Derry Hannam offers a modest proposal to allow young people a say in their education – National Democracy Week – July 2018
It seems to me that the crucial commodity that children and young people need in order to find and deepen their interests and identity is TIME. Time to think, time to wonder, time to create, time to hang out with their friends, time to find out who they are, time to relax and just be idle for a while. Yet this is the one thing that English state funded secondary schools, and increasingly primary schools as well, deprive them of. Lunch hours and playtimes are shortened or cut. The encroachment on their free time is not just during the school day but also at home, in the evenings and at week-ends with endless homework and test/exam revision. We know that it is perfectly possible to have a school system with high attainment that does not do this. Finland, for example, under the banner of “Less Is More” has a shorter school day than ours with minimal homework – a legal maximum of 30 minutes per night in total and none at week-ends which are held to belong to the students – and no high-stakes national tests until the final year of school. Despite this academic performance is better on average in Finland than England.
When I was deputy head of an English comprehensive school in the 1980s the students proposed that we should have occasional ‘activities’ days when they and the teachers together could create a wide programme of activities which students of any age could choose from. Parents were supportive and many became involved. The variety was amazing as was the enthusiasm! It was very successful and very popular so we extended it to an ‘activities week’ in the summer term. The process of negotiation involved was itself an education in democracy and mutual respect. Relationships were transformed with much use of first names. At the point where I left the school to become an inspector the idea was being discussed of having an ‘activities week’ every term – which would have represented about 8% of annual curriculum time. No-one regarded this as time lost or wasted – far from it. Some students previously disengaged from school changed their attitudes entirely.

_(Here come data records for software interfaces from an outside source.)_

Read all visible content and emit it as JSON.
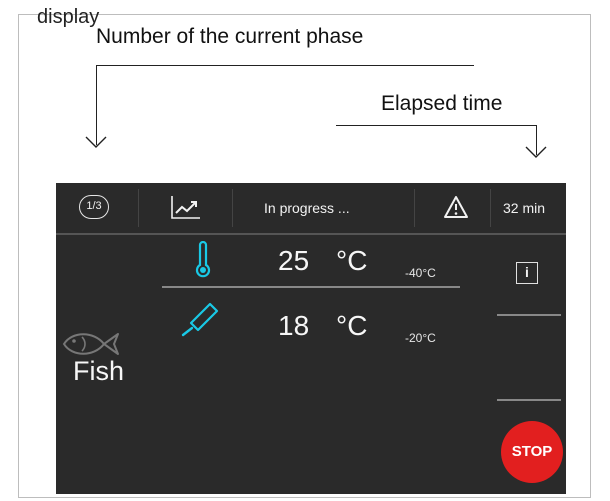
{
  "annotations": {
    "partial_top_text": "display",
    "current_phase_label": "Number of the current phase",
    "elapsed_time_label": "Elapsed time"
  },
  "device": {
    "topbar": {
      "phase_badge": "1/3",
      "chart_icon": "trend-chart-icon",
      "status": "In progress ...",
      "warning_icon": "warning-triangle-icon",
      "elapsed_time": "32 min"
    },
    "readings": [
      {
        "icon": "thermometer-icon",
        "value": "25",
        "unit": "°C",
        "target": "-40°C"
      },
      {
        "icon": "core-probe-icon",
        "value": "18",
        "unit": "°C",
        "target": "-20°C"
      }
    ],
    "product": {
      "icon": "fish-icon",
      "name": "Fish"
    },
    "info_label": "i",
    "stop_label": "STOP",
    "colors": {
      "accent": "#19c9e6",
      "stop": "#e21f1f",
      "background": "#2a2a2a"
    }
  }
}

As an inspector I once inspected a secondary school of 1300 students in a rural area where many students could not take part in extra-curricular activities because of long bus journeys home. The head, staff, governors, parents and students’ council decided to move ‘extra-curricular’ into curriculum time. They allocated half a day per week (10% of curriculum time) to a large and wide range programme of ‘electives.’ These were negotiated between students and staff around the interests and enthusiasms of both. As in my school these negotiations were themselves an education for democracy and relationships were transformed. Students of different ages could join any group they chose. Some were led by students themselves. The programme was very popular with all the groups involved. A parent told me that their children would ‘get off their death beds to get to school on electives day!’ In fact part of my job as an inspector was to check the student attendance figures for each half-day of the week. The highest figure was consistently for ‘electives’ afternoon. I also checked the school’s examination record. It was significantly better than might have been expected for a school in such a socio-economic environment.

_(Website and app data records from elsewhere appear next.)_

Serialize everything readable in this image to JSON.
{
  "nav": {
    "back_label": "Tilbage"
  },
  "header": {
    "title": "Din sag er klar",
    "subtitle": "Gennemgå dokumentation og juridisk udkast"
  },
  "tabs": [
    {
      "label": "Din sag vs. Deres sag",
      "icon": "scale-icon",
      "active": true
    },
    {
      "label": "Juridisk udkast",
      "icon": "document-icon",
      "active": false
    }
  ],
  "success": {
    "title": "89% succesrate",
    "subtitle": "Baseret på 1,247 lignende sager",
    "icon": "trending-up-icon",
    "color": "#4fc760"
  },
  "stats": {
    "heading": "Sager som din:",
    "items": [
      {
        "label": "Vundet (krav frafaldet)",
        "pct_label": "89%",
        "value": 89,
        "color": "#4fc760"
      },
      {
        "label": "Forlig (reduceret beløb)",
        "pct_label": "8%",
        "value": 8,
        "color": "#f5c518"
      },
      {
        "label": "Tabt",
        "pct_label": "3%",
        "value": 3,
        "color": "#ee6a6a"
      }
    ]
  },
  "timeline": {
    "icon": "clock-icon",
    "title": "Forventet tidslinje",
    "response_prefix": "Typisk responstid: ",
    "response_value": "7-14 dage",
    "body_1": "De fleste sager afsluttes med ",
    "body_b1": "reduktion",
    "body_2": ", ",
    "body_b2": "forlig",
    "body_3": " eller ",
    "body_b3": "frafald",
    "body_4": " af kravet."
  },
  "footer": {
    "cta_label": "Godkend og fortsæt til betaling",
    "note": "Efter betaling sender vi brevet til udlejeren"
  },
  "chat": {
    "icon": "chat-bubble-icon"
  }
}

So – my modest proposal. All state-funded schools, both primary and secondary, should be encouraged to allocate at least 10% of curriculum time to be negotiated around the interests of the students and staff. I predict that the negotiation process itself will be educational, the motivation and morale of all will rise, and the new engagement which will result will more than compensate for any feared loss of learning from reduction in formal subject teaching time. In fact standards will rise. Results will improve. Students will learn how to take responsibility for at least part of their learning and learn how to manage at least part of their own time – both crucial to deal with the changes and uncertainties that the Fourth Industrial Revolution is already presenting us with.
So – actually – why not 20%. The state will still have the other 80%!

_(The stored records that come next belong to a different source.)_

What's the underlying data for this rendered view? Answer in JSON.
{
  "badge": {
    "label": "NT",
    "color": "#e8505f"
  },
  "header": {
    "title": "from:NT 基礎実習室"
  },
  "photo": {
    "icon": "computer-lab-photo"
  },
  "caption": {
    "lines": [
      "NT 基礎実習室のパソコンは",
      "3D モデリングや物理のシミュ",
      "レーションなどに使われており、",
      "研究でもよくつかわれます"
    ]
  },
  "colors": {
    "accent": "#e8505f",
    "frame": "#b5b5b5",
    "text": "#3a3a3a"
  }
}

Derry Hannam is a retired state secondary school Deputy/Acting Headteacher and School Inspector in the UK. As an inspector he worked for Summerhill School when the UK government attempted to close it. He researched and wrote the report for the UK government that demonstrated positive outcomes when democratic and participative approaches are implemented in English state secondary schools. This became known as ‘The Hannam Report’ which has been cited in over 70 further research studies and reports. Derry is currently a member of the European Democratic Education Community (EUDEC) Council.